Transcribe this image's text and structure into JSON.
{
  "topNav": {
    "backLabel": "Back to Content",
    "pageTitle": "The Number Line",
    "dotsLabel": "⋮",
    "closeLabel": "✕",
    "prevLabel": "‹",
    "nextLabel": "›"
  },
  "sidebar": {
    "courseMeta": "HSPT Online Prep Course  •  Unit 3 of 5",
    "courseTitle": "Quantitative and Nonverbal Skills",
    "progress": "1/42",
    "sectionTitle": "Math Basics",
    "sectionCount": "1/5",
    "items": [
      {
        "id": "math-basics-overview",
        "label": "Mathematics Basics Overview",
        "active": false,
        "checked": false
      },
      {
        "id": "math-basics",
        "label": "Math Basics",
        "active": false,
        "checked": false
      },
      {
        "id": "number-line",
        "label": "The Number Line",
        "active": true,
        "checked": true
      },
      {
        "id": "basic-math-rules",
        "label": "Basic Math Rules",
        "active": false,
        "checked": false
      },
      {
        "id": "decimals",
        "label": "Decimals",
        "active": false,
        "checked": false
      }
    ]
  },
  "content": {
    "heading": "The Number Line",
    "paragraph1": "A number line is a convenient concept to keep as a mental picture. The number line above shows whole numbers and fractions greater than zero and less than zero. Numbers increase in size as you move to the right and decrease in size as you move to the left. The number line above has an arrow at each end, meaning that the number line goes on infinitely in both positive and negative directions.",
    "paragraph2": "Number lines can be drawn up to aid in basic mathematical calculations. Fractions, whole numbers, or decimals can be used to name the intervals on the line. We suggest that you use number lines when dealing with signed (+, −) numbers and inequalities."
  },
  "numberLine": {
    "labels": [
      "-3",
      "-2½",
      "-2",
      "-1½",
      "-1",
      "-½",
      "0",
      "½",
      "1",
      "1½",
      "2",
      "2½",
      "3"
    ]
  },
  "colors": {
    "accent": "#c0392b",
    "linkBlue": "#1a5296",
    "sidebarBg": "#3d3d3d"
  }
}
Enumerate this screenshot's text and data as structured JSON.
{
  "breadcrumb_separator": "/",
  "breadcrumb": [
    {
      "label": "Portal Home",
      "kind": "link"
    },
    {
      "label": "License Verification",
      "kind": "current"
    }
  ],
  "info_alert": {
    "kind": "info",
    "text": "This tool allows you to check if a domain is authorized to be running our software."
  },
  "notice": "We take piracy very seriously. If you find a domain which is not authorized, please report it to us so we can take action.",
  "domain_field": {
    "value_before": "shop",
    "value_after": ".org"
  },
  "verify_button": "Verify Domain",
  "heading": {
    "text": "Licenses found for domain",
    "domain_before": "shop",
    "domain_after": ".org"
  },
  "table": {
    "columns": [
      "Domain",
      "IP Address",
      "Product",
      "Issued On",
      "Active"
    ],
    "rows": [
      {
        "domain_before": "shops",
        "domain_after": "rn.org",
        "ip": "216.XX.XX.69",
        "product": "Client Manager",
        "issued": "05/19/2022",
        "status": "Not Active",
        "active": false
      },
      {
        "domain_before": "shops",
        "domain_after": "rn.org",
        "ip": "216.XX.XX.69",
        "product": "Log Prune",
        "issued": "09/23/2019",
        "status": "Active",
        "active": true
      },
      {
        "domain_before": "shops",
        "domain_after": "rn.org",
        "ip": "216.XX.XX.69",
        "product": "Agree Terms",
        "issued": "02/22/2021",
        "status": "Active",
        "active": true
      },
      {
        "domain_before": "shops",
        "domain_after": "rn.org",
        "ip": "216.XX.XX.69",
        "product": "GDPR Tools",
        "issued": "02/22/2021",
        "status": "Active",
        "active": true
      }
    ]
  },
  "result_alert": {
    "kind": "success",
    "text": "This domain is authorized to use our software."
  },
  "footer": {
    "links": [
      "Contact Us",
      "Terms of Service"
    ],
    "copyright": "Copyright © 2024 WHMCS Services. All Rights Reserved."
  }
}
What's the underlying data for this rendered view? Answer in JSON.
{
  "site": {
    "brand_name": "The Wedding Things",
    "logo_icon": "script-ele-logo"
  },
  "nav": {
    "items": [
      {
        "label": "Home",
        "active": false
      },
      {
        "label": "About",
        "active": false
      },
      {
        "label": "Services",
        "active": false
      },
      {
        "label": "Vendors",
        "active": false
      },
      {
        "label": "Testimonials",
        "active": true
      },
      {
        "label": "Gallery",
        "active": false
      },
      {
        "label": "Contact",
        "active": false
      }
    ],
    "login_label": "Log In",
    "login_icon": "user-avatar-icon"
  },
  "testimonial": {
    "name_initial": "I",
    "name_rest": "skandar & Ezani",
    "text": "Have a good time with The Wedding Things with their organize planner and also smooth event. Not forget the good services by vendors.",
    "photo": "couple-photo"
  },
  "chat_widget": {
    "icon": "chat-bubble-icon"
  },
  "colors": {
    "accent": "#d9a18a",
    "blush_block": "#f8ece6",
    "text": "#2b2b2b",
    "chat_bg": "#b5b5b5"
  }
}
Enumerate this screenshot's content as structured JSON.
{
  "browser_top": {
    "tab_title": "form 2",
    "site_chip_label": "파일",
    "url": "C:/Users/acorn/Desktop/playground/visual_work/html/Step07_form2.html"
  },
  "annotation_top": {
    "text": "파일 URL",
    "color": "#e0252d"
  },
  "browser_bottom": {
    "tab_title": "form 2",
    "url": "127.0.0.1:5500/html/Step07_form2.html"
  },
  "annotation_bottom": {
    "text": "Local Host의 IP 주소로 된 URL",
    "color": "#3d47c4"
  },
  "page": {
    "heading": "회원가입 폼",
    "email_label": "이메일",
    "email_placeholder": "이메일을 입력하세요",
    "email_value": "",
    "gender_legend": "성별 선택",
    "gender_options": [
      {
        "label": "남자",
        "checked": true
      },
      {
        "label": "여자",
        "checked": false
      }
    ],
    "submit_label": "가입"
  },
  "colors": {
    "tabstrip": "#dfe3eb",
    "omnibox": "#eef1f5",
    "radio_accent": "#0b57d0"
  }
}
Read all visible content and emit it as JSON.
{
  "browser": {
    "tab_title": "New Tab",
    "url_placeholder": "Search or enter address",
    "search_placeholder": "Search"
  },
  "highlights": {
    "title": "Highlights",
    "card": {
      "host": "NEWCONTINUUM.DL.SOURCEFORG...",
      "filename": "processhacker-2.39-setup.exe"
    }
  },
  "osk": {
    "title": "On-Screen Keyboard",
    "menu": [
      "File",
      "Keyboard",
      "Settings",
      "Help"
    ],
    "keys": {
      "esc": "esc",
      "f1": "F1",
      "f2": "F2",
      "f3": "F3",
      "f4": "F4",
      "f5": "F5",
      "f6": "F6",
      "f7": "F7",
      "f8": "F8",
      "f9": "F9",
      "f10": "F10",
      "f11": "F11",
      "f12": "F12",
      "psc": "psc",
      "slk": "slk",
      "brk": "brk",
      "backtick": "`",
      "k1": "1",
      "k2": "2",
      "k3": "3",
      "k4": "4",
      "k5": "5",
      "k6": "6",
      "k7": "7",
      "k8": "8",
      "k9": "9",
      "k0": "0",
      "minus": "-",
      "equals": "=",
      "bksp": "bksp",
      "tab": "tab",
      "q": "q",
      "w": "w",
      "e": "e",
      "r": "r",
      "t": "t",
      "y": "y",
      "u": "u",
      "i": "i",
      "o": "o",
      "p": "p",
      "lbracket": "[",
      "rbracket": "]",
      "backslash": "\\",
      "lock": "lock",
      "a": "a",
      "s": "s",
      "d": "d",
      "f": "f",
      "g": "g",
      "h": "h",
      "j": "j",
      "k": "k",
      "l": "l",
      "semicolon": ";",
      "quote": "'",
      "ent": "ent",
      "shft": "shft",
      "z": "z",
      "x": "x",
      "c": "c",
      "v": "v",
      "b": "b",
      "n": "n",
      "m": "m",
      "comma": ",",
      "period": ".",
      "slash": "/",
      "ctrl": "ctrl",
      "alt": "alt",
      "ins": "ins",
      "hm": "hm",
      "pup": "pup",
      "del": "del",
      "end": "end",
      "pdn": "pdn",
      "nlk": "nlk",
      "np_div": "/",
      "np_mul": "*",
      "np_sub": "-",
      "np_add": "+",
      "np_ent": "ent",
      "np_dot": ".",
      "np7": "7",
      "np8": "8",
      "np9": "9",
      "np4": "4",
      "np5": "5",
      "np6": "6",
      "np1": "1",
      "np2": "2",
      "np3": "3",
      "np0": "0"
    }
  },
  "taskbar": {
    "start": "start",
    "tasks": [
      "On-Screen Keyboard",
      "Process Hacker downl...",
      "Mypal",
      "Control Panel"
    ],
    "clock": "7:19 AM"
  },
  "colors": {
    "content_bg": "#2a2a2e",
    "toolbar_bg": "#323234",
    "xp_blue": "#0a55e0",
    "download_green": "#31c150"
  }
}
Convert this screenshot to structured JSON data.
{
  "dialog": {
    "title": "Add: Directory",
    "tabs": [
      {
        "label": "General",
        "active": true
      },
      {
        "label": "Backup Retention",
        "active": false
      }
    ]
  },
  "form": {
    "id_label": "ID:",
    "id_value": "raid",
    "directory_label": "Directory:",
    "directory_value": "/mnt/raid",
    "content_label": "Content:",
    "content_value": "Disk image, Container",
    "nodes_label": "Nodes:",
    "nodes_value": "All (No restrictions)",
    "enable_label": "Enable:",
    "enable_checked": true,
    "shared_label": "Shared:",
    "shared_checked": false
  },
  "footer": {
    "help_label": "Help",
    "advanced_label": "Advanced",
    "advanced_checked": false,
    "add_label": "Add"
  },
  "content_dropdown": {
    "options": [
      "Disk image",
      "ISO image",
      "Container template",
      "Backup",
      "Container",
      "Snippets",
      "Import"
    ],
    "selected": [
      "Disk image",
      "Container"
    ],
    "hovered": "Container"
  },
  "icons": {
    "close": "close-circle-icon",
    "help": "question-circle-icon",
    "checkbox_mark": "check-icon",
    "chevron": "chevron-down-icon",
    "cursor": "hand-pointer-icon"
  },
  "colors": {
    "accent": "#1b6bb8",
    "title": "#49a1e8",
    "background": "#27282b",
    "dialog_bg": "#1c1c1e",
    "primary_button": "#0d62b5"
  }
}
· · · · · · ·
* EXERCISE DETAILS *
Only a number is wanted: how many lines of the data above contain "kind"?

* RESPONSE BOX *
4